So rather than seeing the sights I would love for us to see, we saw straight highways stretching all the way to the horizon…
…huge, long trains pulled by as many as eight engines stretching miles and miles long and disappearing into the horizon…
…and even the unneeded airplane storage facility in the middle of the Mojave Desert, at first sight giving the impression of a tremendously busy airport based on the number of airplane vertical fins off in the distance (zoom in and you will recognize the tails of hundreds of airplanes).
One advantage of traveling East to West is the mile markers all end on the western border so when you cross into a state, you can tell how many miles it will take to traverse the entire state (284 in Arkansas, 331 in Oklahoma, 374 in New Mexico, and 359 in Arizona). Unlike historic Route 66 which goes all the way to the Pacific Ocean, I-40 dead ends into I-15 which heads south to Los Angeles, so I didn’t have that usual marker once we hit California.

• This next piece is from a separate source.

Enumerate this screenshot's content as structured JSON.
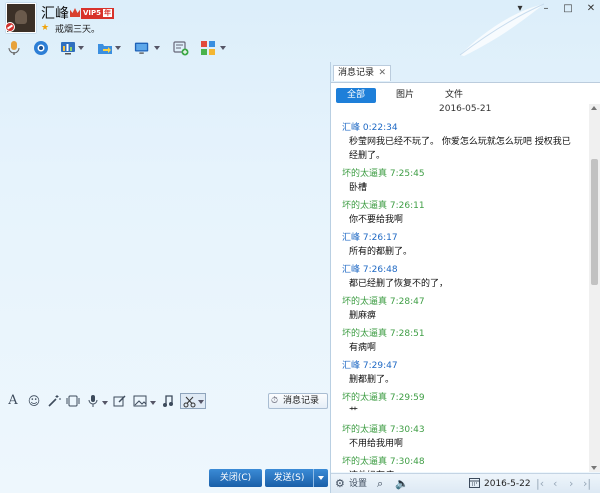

Our only site-seeing stop was in Needles, CA when we hopped off the highway to see one of the historical Harvey Houses, the restaurant/hotel chain that sprung up as the railroads crossed our nation. To get there, I got to drive on the famous Route 66.

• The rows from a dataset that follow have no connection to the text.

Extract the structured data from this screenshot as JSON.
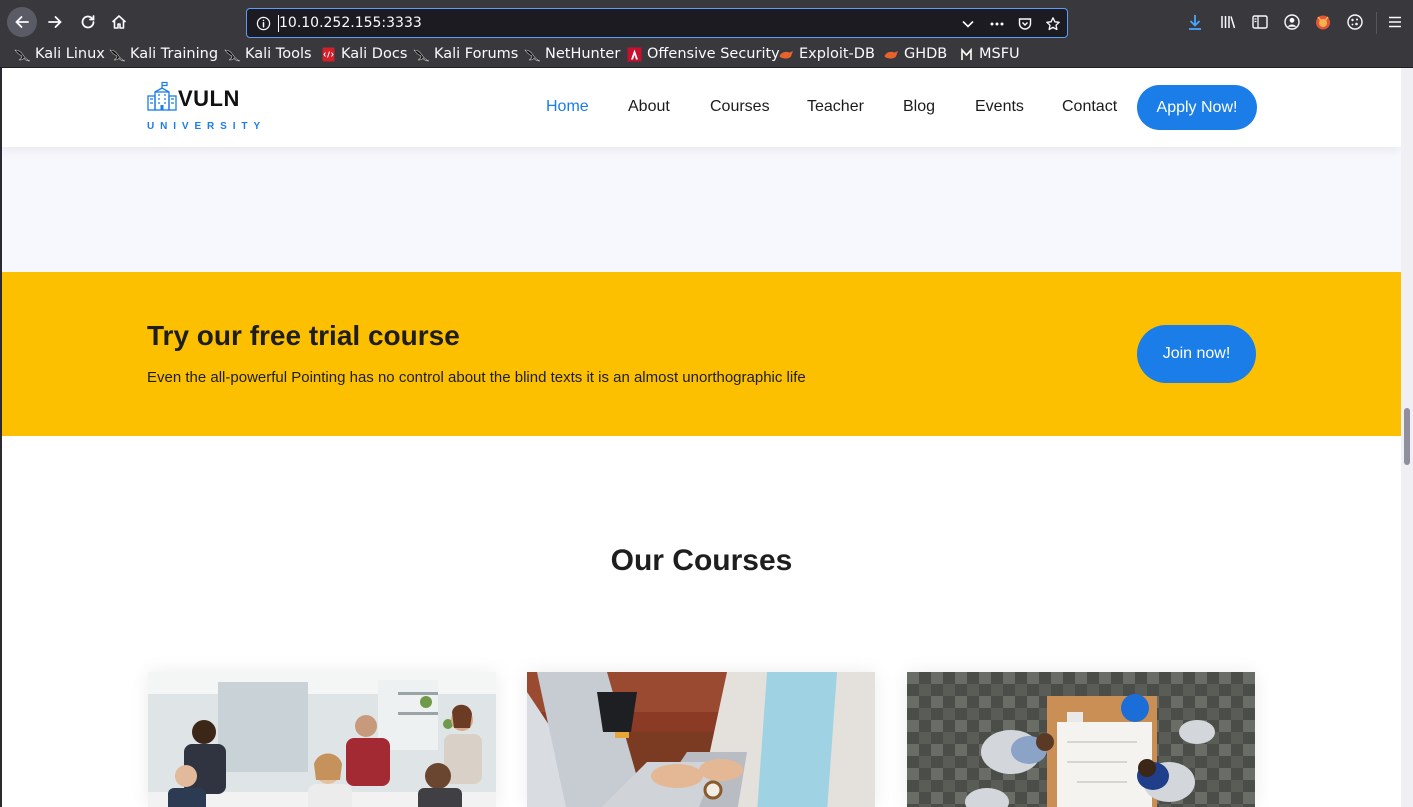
{
  "browser": {
    "url": "10.10.252.155:3333",
    "bookmarks": [
      {
        "label": "Kali Linux",
        "icon": "kali-dragon-icon"
      },
      {
        "label": "Kali Training",
        "icon": "kali-dragon-icon"
      },
      {
        "label": "Kali Tools",
        "icon": "kali-dragon-icon"
      },
      {
        "label": "Kali Docs",
        "icon": "kali-docs-icon"
      },
      {
        "label": "Kali Forums",
        "icon": "kali-dragon-icon"
      },
      {
        "label": "NetHunter",
        "icon": "kali-dragon-icon"
      },
      {
        "label": "Offensive Security",
        "icon": "offsec-icon"
      },
      {
        "label": "Exploit-DB",
        "icon": "exploitdb-icon"
      },
      {
        "label": "GHDB",
        "icon": "exploitdb-icon"
      },
      {
        "label": "MSFU",
        "icon": "msfu-icon"
      }
    ],
    "accent": "#5a9ff5"
  },
  "site": {
    "logo": {
      "name": "VULN",
      "sub": "UNIVERSITY",
      "icon": "university-building-icon"
    },
    "nav": [
      {
        "label": "Home",
        "active": true
      },
      {
        "label": "About",
        "active": false
      },
      {
        "label": "Courses",
        "active": false
      },
      {
        "label": "Teacher",
        "active": false
      },
      {
        "label": "Blog",
        "active": false
      },
      {
        "label": "Events",
        "active": false
      },
      {
        "label": "Contact",
        "active": false
      }
    ],
    "apply_label": "Apply Now!",
    "trial": {
      "title": "Try our free trial course",
      "text": "Even the all-powerful Pointing has no control about the blind texts it is an almost unorthographic life",
      "button": "Join now!"
    },
    "courses_title": "Our Courses",
    "colors": {
      "primary": "#1a7de8",
      "band": "#fcc000"
    }
  }
}
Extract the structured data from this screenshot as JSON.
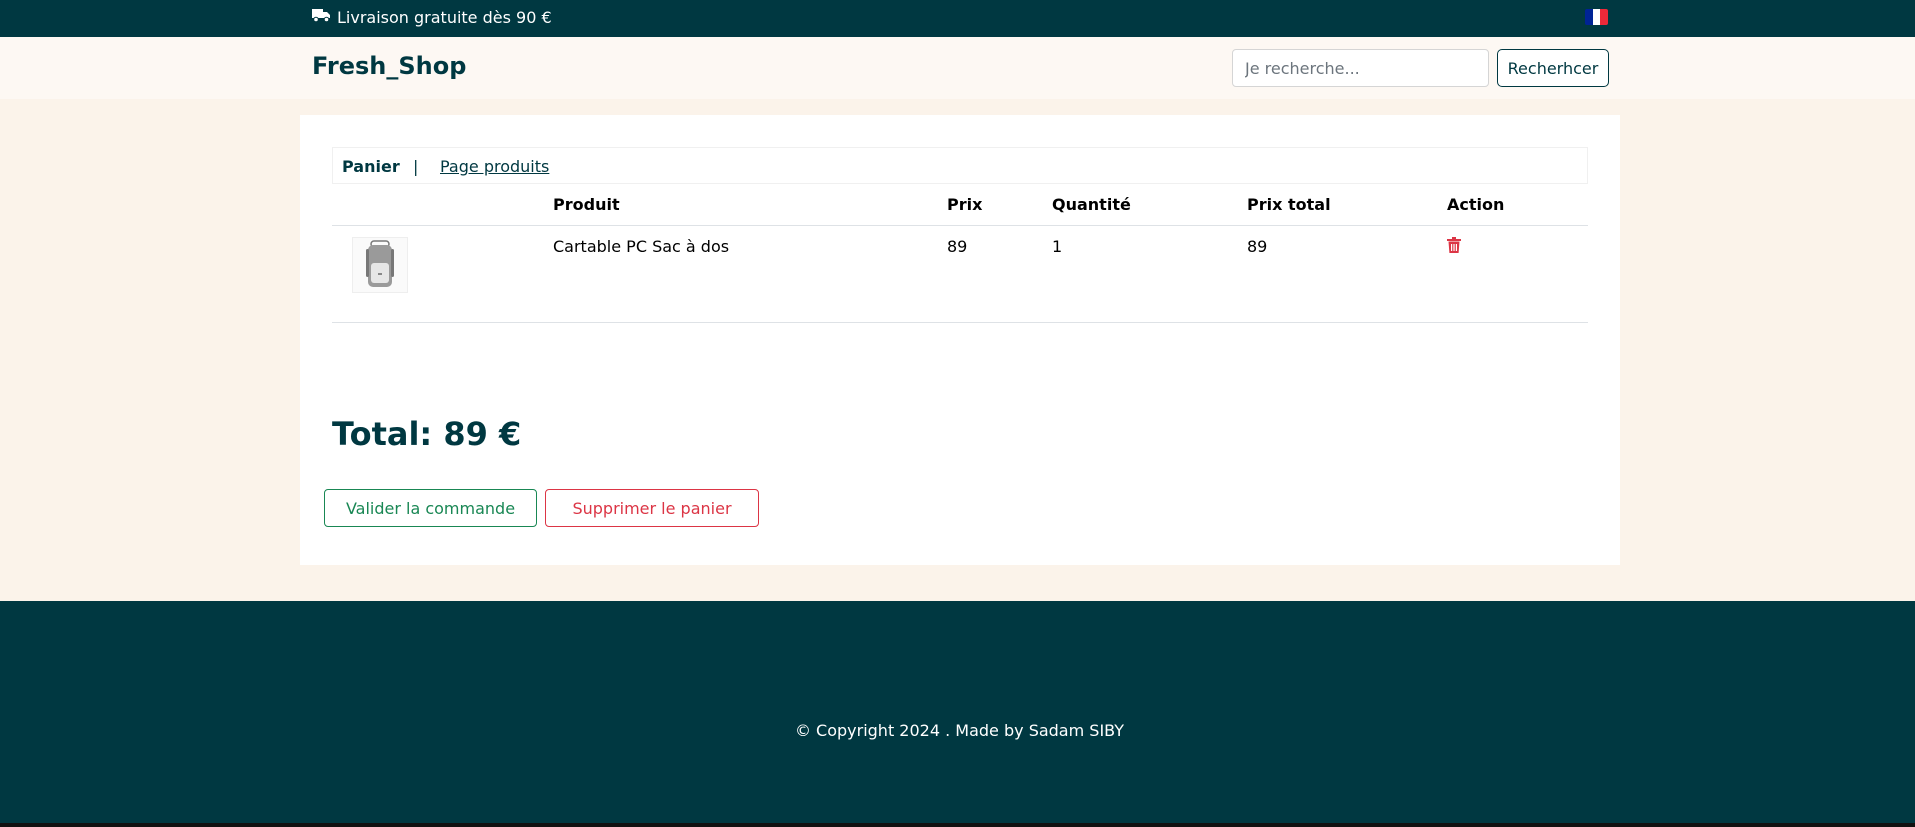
{
  "topbar": {
    "promo_text": "Livraison gratuite dès 90 €",
    "icon": "truck-icon",
    "flag_icon": "flag-fr-icon",
    "flag_colors": [
      "#002395",
      "#ffffff",
      "#ed2939"
    ]
  },
  "header": {
    "brand": "Fresh_Shop",
    "search_placeholder": "Je recherche...",
    "search_button": "Recherhcer"
  },
  "tabs": {
    "active": "Panier",
    "separator": "|",
    "link": "Page produits"
  },
  "cart_table": {
    "headers": [
      "",
      "Produit",
      "Prix",
      "Quantité",
      "Prix total",
      "Action"
    ],
    "rows": [
      {
        "image": "backpack-image",
        "product": "Cartable PC Sac à dos",
        "price": "89",
        "quantity": "1",
        "total": "89",
        "action_icon": "trash-icon"
      }
    ]
  },
  "summary": {
    "total_text": "Total: 89 €"
  },
  "buttons": {
    "validate": "Valider la commande",
    "clear": "Supprimer le panier"
  },
  "footer": {
    "copyright": "© Copyright 2024 . Made by Sadam SIBY"
  },
  "colors": {
    "primary": "#003841",
    "background": "#fbf3ea",
    "success": "#198754",
    "danger": "#dc3545"
  }
}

Only it had been turned into an Amtrak waiting room which was closed. We did at least get to see the classic fountain next to the railroad tracks.
We made it to our final destination at about 8:15 PM on Friday night, too tired and hungry to go see our grandkids.
On Saturday, we went to our son’s house and while my wife and daughter-in-law took the kids off to soccer practice, my son and I carefully extracted the doll house out of the car and set it up on its table in its new home.
Thankfully it had made the cross-country trip without any damage.
When my granddaughter came in later, she was most surprised and delighted to find the new addition to their home. We also gave her some starter furniture to open, and she immediately sat down and began to play with it. In fact, for the rest of Saturday and much of the day on Sunday, she practically played with it non-stop. It brought tremendous joy and satisfaction to me making me feel that all the months of building it and the drive out to deliver it were well worth the effort.
Since we were operating on an abbreviated timeline, we only had the weekend to spend with our son and his family, but while it was too short, it was a most enjoyable visit. Monday morning, I drove my wife to the airport for her flight home so she would be available to help with our in-town grandkids. Not needing to travel back as fast, I then started my four-day drive back, more akin to the leisurely cross-country trek I had originally envisioned.
Arriving at my destination between 4 and 5 each afternoon, I still did not have sufficient time for much sight-seeing but on my second night back, I stopped in Albuquerque and after my day’s drive had enough time to visit one of the Breaking Bad film sites where Walter and Skyler laundered their drug money…
…before hitting one of the top 10 craft breweries in Albuquerque.
My last travel day from Oklahoma City, I was plagued with delays due to construction as well as accidents once being stranded on top a bridge in Arkansas for nearly 30 minutes. But I felt fortunate as traffic in the opposite direction was even worse.
I made it home about 4 in the afternoon, tired of driving (odd for me) but pleased with the successful outcome of the trip. The next time my wife and I travel out west, if we do, we will definitely take the time to see all of the sights we did not get see on this miniature version of a road trip.